_YOUR TASK:_ Only the pictures are to be dropped; the rest of the data below is to be duplicated exactly.

_LISTED RECORDS:_
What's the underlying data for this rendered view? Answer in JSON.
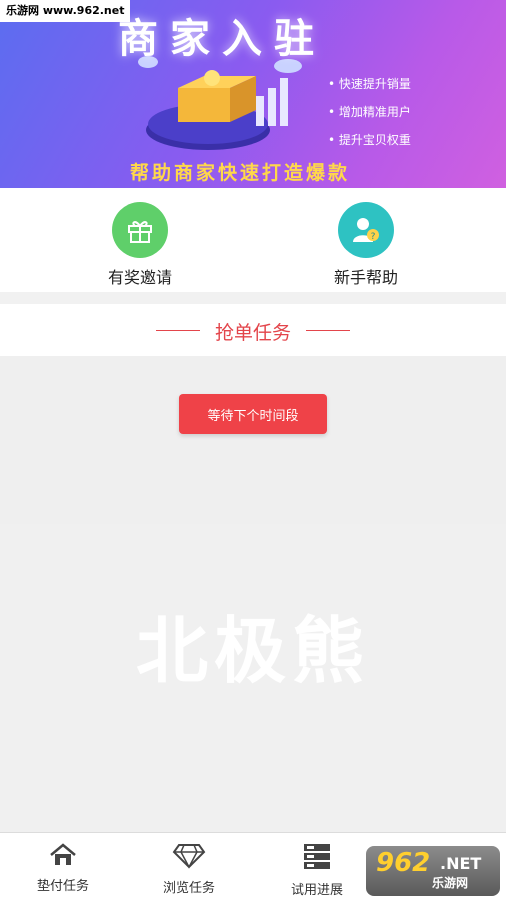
{
  "watermark": {
    "top_left": "乐游网 www.962.net",
    "center": "北极熊",
    "corner_num": "962",
    "corner_net": ".NET",
    "corner_cn": "乐游网"
  },
  "banner": {
    "title": "商家入驻",
    "bullets": [
      "快速提升销量",
      "增加精准用户",
      "提升宝贝权重"
    ],
    "slogan": "帮助商家快速打造爆款"
  },
  "quick_actions": [
    {
      "label": "有奖邀请",
      "icon": "gift-icon",
      "color": "#5fcf6a"
    },
    {
      "label": "新手帮助",
      "icon": "help-user-icon",
      "color": "#2ec2c2"
    }
  ],
  "section": {
    "title": "抢单任务"
  },
  "task": {
    "button_label": "等待下个时间段"
  },
  "tabs": [
    {
      "label": "垫付任务",
      "icon": "home-icon"
    },
    {
      "label": "浏览任务",
      "icon": "diamond-icon"
    },
    {
      "label": "试用进展",
      "icon": "server-list-icon"
    }
  ],
  "colors": {
    "accent": "#ef4248",
    "title_red": "#e3454b"
  }
}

_RESULT OF THE TASK:_
What's the underlying data for this rendered view? Answer in JSON.
{
  "watermark": {
    "top_left": "乐游网 www.962.net",
    "center": "北极熊",
    "corner_num": "962",
    "corner_net": ".NET",
    "corner_cn": "乐游网"
  },
  "banner": {
    "title": "商家入驻",
    "bullets": [
      "快速提升销量",
      "增加精准用户",
      "提升宝贝权重"
    ],
    "slogan": "帮助商家快速打造爆款"
  },
  "quick_actions": [
    {
      "label": "有奖邀请",
      "icon": "gift-icon",
      "color": "#5fcf6a"
    },
    {
      "label": "新手帮助",
      "icon": "help-user-icon",
      "color": "#2ec2c2"
    }
  ],
  "section": {
    "title": "抢单任务"
  },
  "task": {
    "button_label": "等待下个时间段"
  },
  "tabs": [
    {
      "label": "垫付任务",
      "icon": "home-icon"
    },
    {
      "label": "浏览任务",
      "icon": "diamond-icon"
    },
    {
      "label": "试用进展",
      "icon": "server-list-icon"
    }
  ],
  "colors": {
    "accent": "#ef4248",
    "title_red": "#e3454b"
  }
}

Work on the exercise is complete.